Posted on Tue 20th Oct, 2015 in: Uncategorized by Phil Reed
Rod Street, boss of the British Champions Series, was the master of understatement when he said he was "surprised"? by the figures. Surely "embarrassed"? would have been a more accurate description?
Attendances at race meetings are actually quite healthy (in fact, they've reached record levels this year), and horse racing is still one of our top five spectator sports, but it needs to engage with the armchair viewer as well as it engages with those who turn up at the course.
In our previous post, we identified a number of issues with C4's racing programming that we felt needed addressing. Some of those changes have been made, but too many elements - such as the journalist-dominated presenting team - remain the same.
Bookmakers - who also happen to be big sponsors - won't be happy about the dwindling viewing figures, either. Their sponsorship cash dominates racing, and their advertising budgets dominate C4 on a Saturday afternoon.
Sponsorship and advertising are primarily about attracting new customers. There are other (and cheaper) ways of getting your existing customers to spend more or to have greater brand loyalty. Sponsors need audiences, and if Channel 4 Racing isn't delivering those audiences in the same numbers it's bound to have a knock-on effect on sponsorship rights packages and TV advertising rates.
There are rumours ITV may bid for the prestige meetings as part of the BHA's new TV rights contract, leaving the two dedicated satellite racing channels to handle the day-to-day stuff.
C4 only pays circa £15m a year for around 90 days of racing (about the same as Sky pays to cover two Premier League games), but the bulk of the contract's value is in the big meetings like the Cheltenham Festival, Grand National, Royal Ascot and Glorious Goodwood.
ITV could easily pick those off, which would cut racing's terrestrial TV coverage by more than 75 per cent and have a significant knock-on effect across the sport, not least in sponsorship income.

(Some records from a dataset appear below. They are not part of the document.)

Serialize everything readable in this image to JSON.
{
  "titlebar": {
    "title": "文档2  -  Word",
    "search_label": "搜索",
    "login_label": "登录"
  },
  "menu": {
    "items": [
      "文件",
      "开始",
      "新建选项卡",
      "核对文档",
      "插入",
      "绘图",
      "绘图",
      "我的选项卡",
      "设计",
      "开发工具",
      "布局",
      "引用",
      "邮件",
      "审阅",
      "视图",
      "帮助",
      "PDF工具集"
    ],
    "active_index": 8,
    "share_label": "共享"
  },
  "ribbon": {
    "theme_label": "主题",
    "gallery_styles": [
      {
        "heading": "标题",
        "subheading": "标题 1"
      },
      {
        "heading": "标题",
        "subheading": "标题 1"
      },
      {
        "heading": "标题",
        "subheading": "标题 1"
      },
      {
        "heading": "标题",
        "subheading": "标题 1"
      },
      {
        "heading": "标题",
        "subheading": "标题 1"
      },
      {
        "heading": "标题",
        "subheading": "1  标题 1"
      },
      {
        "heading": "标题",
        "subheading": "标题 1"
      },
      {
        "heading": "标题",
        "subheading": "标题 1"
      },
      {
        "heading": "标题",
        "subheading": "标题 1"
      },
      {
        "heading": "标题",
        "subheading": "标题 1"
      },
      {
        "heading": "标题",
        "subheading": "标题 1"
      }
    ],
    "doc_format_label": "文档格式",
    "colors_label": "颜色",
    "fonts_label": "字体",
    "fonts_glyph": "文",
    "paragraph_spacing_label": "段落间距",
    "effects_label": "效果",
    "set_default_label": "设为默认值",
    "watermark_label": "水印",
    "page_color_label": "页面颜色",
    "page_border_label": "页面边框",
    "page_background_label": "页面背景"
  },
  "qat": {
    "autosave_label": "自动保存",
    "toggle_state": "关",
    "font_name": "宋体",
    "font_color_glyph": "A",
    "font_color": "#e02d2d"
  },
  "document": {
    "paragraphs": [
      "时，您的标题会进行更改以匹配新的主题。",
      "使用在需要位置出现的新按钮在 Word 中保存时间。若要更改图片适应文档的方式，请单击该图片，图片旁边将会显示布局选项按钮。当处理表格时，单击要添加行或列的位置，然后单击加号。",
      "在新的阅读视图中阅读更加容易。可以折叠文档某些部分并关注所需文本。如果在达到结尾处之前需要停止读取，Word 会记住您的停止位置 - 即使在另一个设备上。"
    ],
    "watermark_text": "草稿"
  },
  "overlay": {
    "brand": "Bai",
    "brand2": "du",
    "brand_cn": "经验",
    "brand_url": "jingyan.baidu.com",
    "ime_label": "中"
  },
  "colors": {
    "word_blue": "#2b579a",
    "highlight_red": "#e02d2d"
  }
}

Let's hope that's not Channel 4's legacy to horse racing in Britain.